[TASK DETAILS] Reproduce all lines of the listing below in which the word "dist" occurs.

--- DATA RECORDS Enclosed Below ---

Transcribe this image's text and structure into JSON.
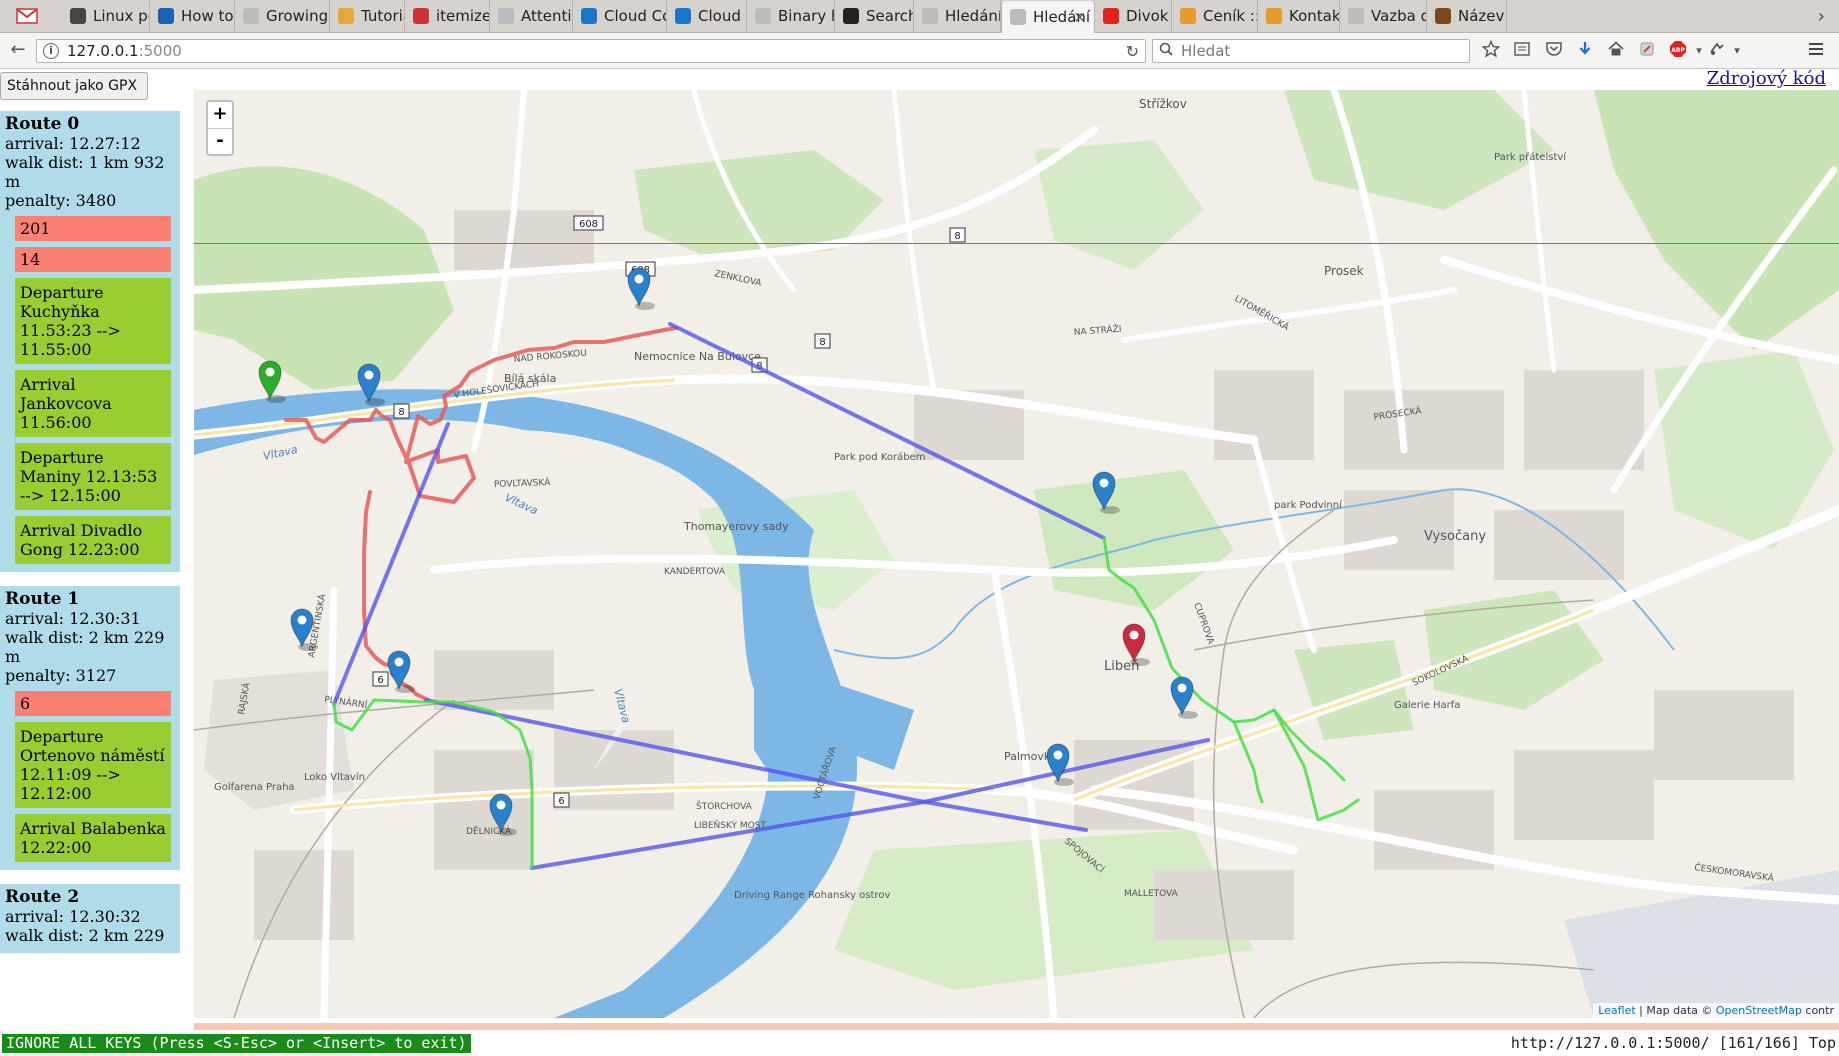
{
  "tabs": [
    {
      "title": "Linux perf E",
      "fav_color": "#444"
    },
    {
      "title": "How to p",
      "fav_color": "#1b5fb8"
    },
    {
      "title": "Growing arr",
      "fav_color": "#bbb"
    },
    {
      "title": "Tutorial",
      "fav_color": "#e8a53a"
    },
    {
      "title": "itemize",
      "fav_color": "#c33"
    },
    {
      "title": "Attention",
      "fav_color": "#bbb"
    },
    {
      "title": "Cloud Co",
      "fav_color": "#1a77c9"
    },
    {
      "title": "Cloud Co",
      "fav_color": "#1a77c9"
    },
    {
      "title": "Binary heap",
      "fav_color": "#bbb"
    },
    {
      "title": "Search ·",
      "fav_color": "#222"
    },
    {
      "title": "Hledání pěš",
      "fav_color": "#bbb"
    },
    {
      "title": "Hledání p",
      "fav_color": "#bbb",
      "active": true
    },
    {
      "title": "Divok",
      "fav_color": "#e62117"
    },
    {
      "title": "Ceník :: k",
      "fav_color": "#e89a2a"
    },
    {
      "title": "Kontakt",
      "fav_color": "#e89a2a"
    },
    {
      "title": "Vazba diplo",
      "fav_color": "#bbb"
    },
    {
      "title": "Název pr",
      "fav_color": "#7a4a1a"
    }
  ],
  "nav": {
    "url_host": "127.0.0.1",
    "url_port": ":5000",
    "search_placeholder": "Hledat",
    "back": "←",
    "reload": "↻",
    "close_tab": "×",
    "scroll_right": "›"
  },
  "page": {
    "gpx_button": "Stáhnout jako GPX",
    "source_link": "Zdrojový kód"
  },
  "routes": [
    {
      "title": "Route 0",
      "arrival": "arrival: 12.27:12",
      "walk": "walk dist: 1 km 932 m",
      "penalty": "penalty: 3480",
      "buses": [
        "201",
        "14"
      ],
      "steps": [
        "Departure Kuchyňka 11.53:23 --> 11.55:00",
        "Arrival Jankovcova 11.56:00",
        "Departure Maniny 12.13:53 --> 12.15:00",
        "Arrival Divadlo Gong 12.23:00"
      ]
    },
    {
      "title": "Route 1",
      "arrival": "arrival: 12.30:31",
      "walk": "walk dist: 2 km 229 m",
      "penalty": "penalty: 3127",
      "buses": [
        "6"
      ],
      "steps": [
        "Departure Ortenovo náměstí 12.11:09 --> 12.12:00",
        "Arrival Balabenka 12.22:00"
      ]
    },
    {
      "title": "Route 2",
      "arrival": "arrival: 12.30:32",
      "walk": "walk dist: 2 km 229",
      "penalty": "",
      "buses": [],
      "steps": []
    }
  ],
  "map": {
    "zoom_in": "+",
    "zoom_out": "-",
    "attribution_leaflet": "Leaflet",
    "attribution_text": " | Map data © ",
    "attribution_osm": "OpenStreetMap",
    "attribution_tail": " contr",
    "labels": [
      "Střížkov",
      "Prosek",
      "Vysočany",
      "Libeň",
      "Palmovka",
      "Park přátelství",
      "Bílá skála",
      "Nemocnice Na Bulovce",
      "Park pod Korábem",
      "Thomayerovy sady",
      "park Podvinní",
      "Galerie Harfa",
      "Golfarena Praha",
      "Loko Vltavín",
      "Driving Range Rohansky ostrov",
      "Vltava",
      "Vltava",
      "Vltava",
      "ZENKLOVA",
      "POVLTAVSKÁ",
      "KANDERTOVA",
      "SOKOLOVSKÁ",
      "LIBEŇSKÝ MOST",
      "ČESKOMORAVSKÁ",
      "V HOLEŠOVIČKÁCH",
      "NAD ROKOSKOU",
      "PLYNÁRNÍ",
      "ARGENTINSKÁ",
      "CUPROVA",
      "DĚLNICKÁ",
      "PROSECKÁ",
      "NA STRÁŽI",
      "LITOMĚŘICKÁ",
      "SPOJOVACÍ",
      "MALLETOVA",
      "ŠTORCHOVA",
      "VOCTÁŘOVA",
      "RAJSKÁ"
    ],
    "shields": [
      "608",
      "608",
      "8",
      "8",
      "8",
      "8",
      "6",
      "6"
    ]
  },
  "statusline": {
    "mode": "IGNORE ALL KEYS (Press <S-Esc> or <Insert> to exit)",
    "url": "http://127.0.0.1:5000/ [161/166] Top"
  },
  "colors": {
    "route_blue": "#5555ee",
    "route_red": "#e85a5a",
    "route_green": "#44e044",
    "bus_pill": "#fa8072",
    "step_pill": "#9acd32",
    "route_card": "#b0dbe8",
    "water": "#7db7e6"
  }
}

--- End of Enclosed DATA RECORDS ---

[PROBLEM SOLUTION]
      "walk": "walk dist: 1 km 932 m",
      "walk": "walk dist: 2 km 229 m",
      "walk": "walk dist: 2 km 229",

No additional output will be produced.